Jennie Felton

Jennie Felton grew up in Somerset, where she lives today. She has written numerous short stories for magazines as well as a number of novels under a pseudonym. All The Dark Secrets is the first in her new series, The Families of Fairley Terrace Sagas, about the lives and loves of the residents of a Somerset village beginning in the late nineteenth century.

Jennie Felton

Jennie Felton grew up in Somerset, where she lives today. She has written numerous short stories for magazines as well as a number of novels under a pseudonym. All The Dark Secrets is the first in her new series, The Families of Fairley Terrace Sagas, about the lives and loves of the residents of a Somerset village beginning in the late nineteenth century.Vist Jennie on Facebook www.facebook.com/JennieFeltonAuthor and follow her on Twitter @Jennie_Felton for all her latest news.

IT HAPPENS IN THE DARK

Read a sneak preview of Carol O'Connell's latest thriller, IT HAPPENS IN THE DARK

IT HAPPENS IN THE DARK

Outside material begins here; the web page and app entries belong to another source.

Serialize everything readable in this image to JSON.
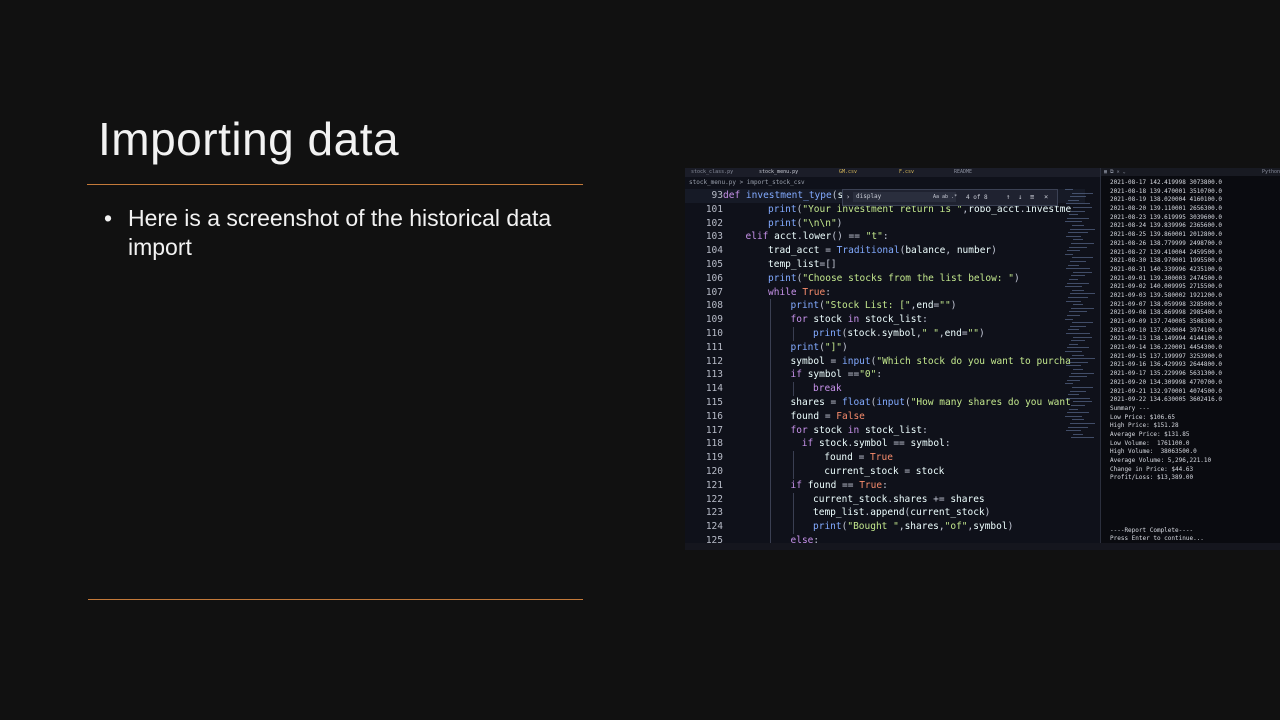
{
  "slide": {
    "title": "Importing data",
    "bullets": [
      "Here is a screenshot of the historical data import"
    ]
  },
  "editor": {
    "tabs": [
      "stock_class.py",
      "stock_menu.py",
      "GM.csv",
      "F.csv",
      "README"
    ],
    "breadcrumb": "stock_menu.py > import_stock_csv",
    "find": {
      "query": "display",
      "count": "4 of 8",
      "options": "Aa ab .*"
    },
    "lines": [
      {
        "n": "93",
        "indent": 0,
        "text": "def investment_type(s"
      },
      {
        "n": "101",
        "indent": 2,
        "text": "print(\"Your investment return is \",robo_acct.investme"
      },
      {
        "n": "102",
        "indent": 2,
        "text": "print(\"\\n\\n\")"
      },
      {
        "n": "103",
        "indent": 1,
        "text": "elif acct.lower() == \"t\":"
      },
      {
        "n": "104",
        "indent": 2,
        "text": "trad_acct = Traditional(balance, number)"
      },
      {
        "n": "105",
        "indent": 2,
        "text": "temp_list=[]"
      },
      {
        "n": "106",
        "indent": 2,
        "text": "print(\"Choose stocks from the list below: \")"
      },
      {
        "n": "107",
        "indent": 2,
        "text": "while True:"
      },
      {
        "n": "108",
        "indent": 3,
        "text": "print(\"Stock List: [\",end=\"\")"
      },
      {
        "n": "109",
        "indent": 3,
        "text": "for stock in stock_list:"
      },
      {
        "n": "110",
        "indent": 4,
        "text": "print(stock.symbol,\" \",end=\"\")"
      },
      {
        "n": "111",
        "indent": 3,
        "text": "print(\"]\")"
      },
      {
        "n": "112",
        "indent": 3,
        "text": "symbol = input(\"Which stock do you want to purcha"
      },
      {
        "n": "113",
        "indent": 3,
        "text": "if symbol ==\"0\":"
      },
      {
        "n": "114",
        "indent": 4,
        "text": "break"
      },
      {
        "n": "115",
        "indent": 3,
        "text": "shares = float(input(\"How many shares do you want"
      },
      {
        "n": "116",
        "indent": 3,
        "text": "found = False"
      },
      {
        "n": "117",
        "indent": 3,
        "text": "for stock in stock_list:"
      },
      {
        "n": "118",
        "indent": 3.5,
        "text": "if stock.symbol == symbol:"
      },
      {
        "n": "119",
        "indent": 4.5,
        "text": "found = True"
      },
      {
        "n": "120",
        "indent": 4.5,
        "text": "current_stock = stock"
      },
      {
        "n": "121",
        "indent": 3,
        "text": "if found == True:"
      },
      {
        "n": "122",
        "indent": 4,
        "text": "current_stock.shares += shares"
      },
      {
        "n": "123",
        "indent": 4,
        "text": "temp_list.append(current_stock)"
      },
      {
        "n": "124",
        "indent": 4,
        "text": "print(\"Bought \",shares,\"of\",symbol)"
      },
      {
        "n": "125",
        "indent": 3,
        "text": "else:"
      }
    ]
  },
  "terminal": {
    "title": "Python",
    "lines": [
      "2021-08-17 142.419998 3073800.0",
      "2021-08-18 139.470001 3510700.0",
      "2021-08-19 138.020004 4160100.0",
      "2021-08-20 139.110001 2656300.0",
      "2021-08-23 139.619995 3039600.0",
      "2021-08-24 139.839996 2365600.0",
      "2021-08-25 139.860001 2012800.0",
      "2021-08-26 138.779999 2498700.0",
      "2021-08-27 139.410004 2459500.0",
      "2021-08-30 138.970001 1995500.0",
      "2021-08-31 140.339996 4235100.0",
      "2021-09-01 139.300003 2474500.0",
      "2021-09-02 140.009995 2715500.0",
      "2021-09-03 139.580002 1921200.0",
      "2021-09-07 138.059998 3285000.0",
      "2021-09-08 138.669998 2985400.0",
      "2021-09-09 137.740005 3508300.0",
      "2021-09-10 137.020004 3974100.0",
      "2021-09-13 138.149994 4144100.0",
      "2021-09-14 136.220001 4454300.0",
      "2021-09-15 137.199997 3253900.0",
      "2021-09-16 136.429993 2644800.0",
      "2021-09-17 135.229996 5631300.0",
      "2021-09-20 134.309998 4770700.0",
      "2021-09-21 132.970001 4074500.0",
      "2021-09-22 134.630005 3602416.0",
      "Summary ---",
      "Low Price: $106.65",
      "High Price: $151.28",
      "Average Price: $131.85",
      "Low Volume:  1761100.0",
      "High Volume:  38063500.0",
      "Average Volume: 5,296,221.10",
      "Change in Price: $44.63",
      "Profit/Loss: $13,389.00",
      "",
      "",
      "",
      "",
      "",
      "----Report Complete----",
      "Press Enter to continue..."
    ]
  },
  "colors": {
    "background": "#111111",
    "accent_rule": "#c47a3a",
    "keyword": "#c792ea",
    "string": "#c3e88d",
    "function": "#82aaff",
    "identifier": "#eeffff",
    "number": "#f78c6c"
  }
}
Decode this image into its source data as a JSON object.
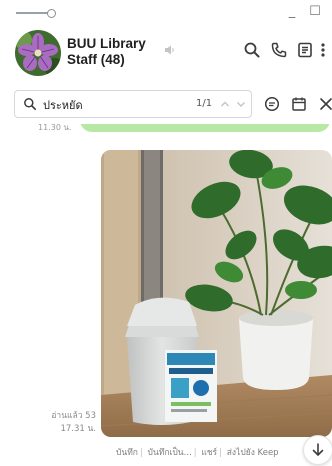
{
  "window": {
    "minimize": "_",
    "maximize": "☐"
  },
  "chat": {
    "group_name": "BUU Library Staff (48)"
  },
  "search": {
    "query": "ประหยัด",
    "match_count": "1/1"
  },
  "message": {
    "prev_meta": "11.30 น.",
    "read_status": "อ่านแล้ว 53",
    "time": "17.31 น.",
    "actions": [
      "บันทึก",
      "บันทึกเป็น...",
      "แชร์",
      "ส่งไปยัง Keep"
    ]
  },
  "colors": {
    "bubble_green": "#b8e8a6",
    "icon_gray": "#3c3c3c"
  }
}
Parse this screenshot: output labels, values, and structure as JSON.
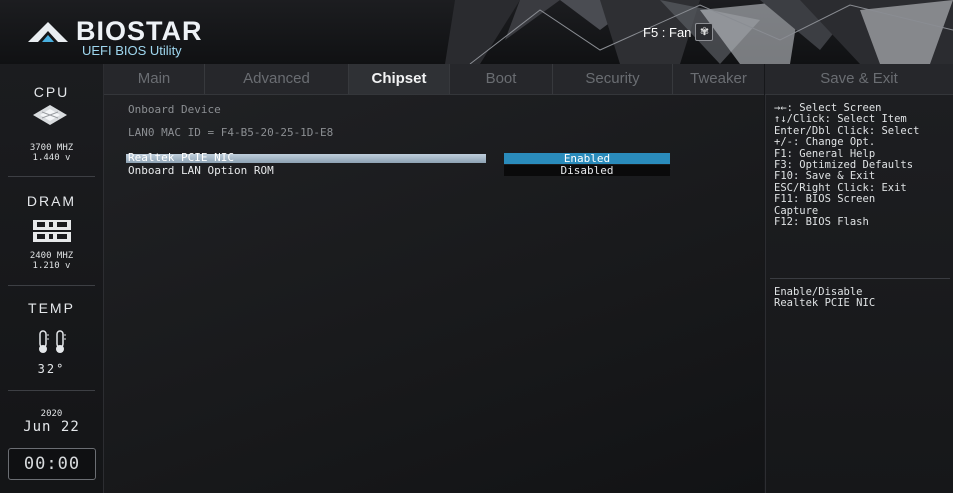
{
  "header": {
    "brand": "BIOSTAR",
    "subtitle": "UEFI BIOS Utility",
    "fan_hint": "F5 : Fan",
    "fan_icon": "fan-icon"
  },
  "sidebar": {
    "cpu": {
      "title": "CPU",
      "freq": "3700 MHZ",
      "voltage": "1.440 v"
    },
    "dram": {
      "title": "DRAM",
      "freq": "2400 MHZ",
      "voltage": "1.210 v"
    },
    "temp": {
      "title": "TEMP",
      "value": "32°"
    },
    "date": {
      "year": "2020",
      "day": "Jun 22"
    },
    "clock": "00:00"
  },
  "tabs": [
    {
      "label": "Main",
      "active": false
    },
    {
      "label": "Advanced",
      "active": false
    },
    {
      "label": "Chipset",
      "active": true
    },
    {
      "label": "Boot",
      "active": false
    },
    {
      "label": "Security",
      "active": false
    },
    {
      "label": "Tweaker",
      "active": false
    }
  ],
  "save_exit_tab": "Save & Exit",
  "main": {
    "section_title": "Onboard Device",
    "mac_line": "LAN0 MAC ID = F4-B5-20-25-1D-E8",
    "items": [
      {
        "label": "Realtek PCIE NIC",
        "value": "Enabled"
      },
      {
        "label": "Onboard LAN Option ROM",
        "value": "Disabled"
      }
    ]
  },
  "help": [
    "→←: Select Screen",
    "↑↓/Click: Select Item",
    "Enter/Dbl Click: Select",
    "+/-: Change Opt.",
    "F1: General Help",
    "F3: Optimized Defaults",
    "F10: Save & Exit",
    "ESC/Right Click: Exit",
    "F11: BIOS Screen",
    "Capture",
    "F12: BIOS Flash"
  ],
  "description": [
    "Enable/Disable",
    "Realtek PCIE NIC"
  ],
  "colors": {
    "accent": "#2a8bbb",
    "selected_bar": "#a6b8c6",
    "logo_sub": "#9fd7ef"
  }
}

Read an exclusive extract from Carol O'Connell's latest brilliant thriller, IT HAPPENS IN THE DARK...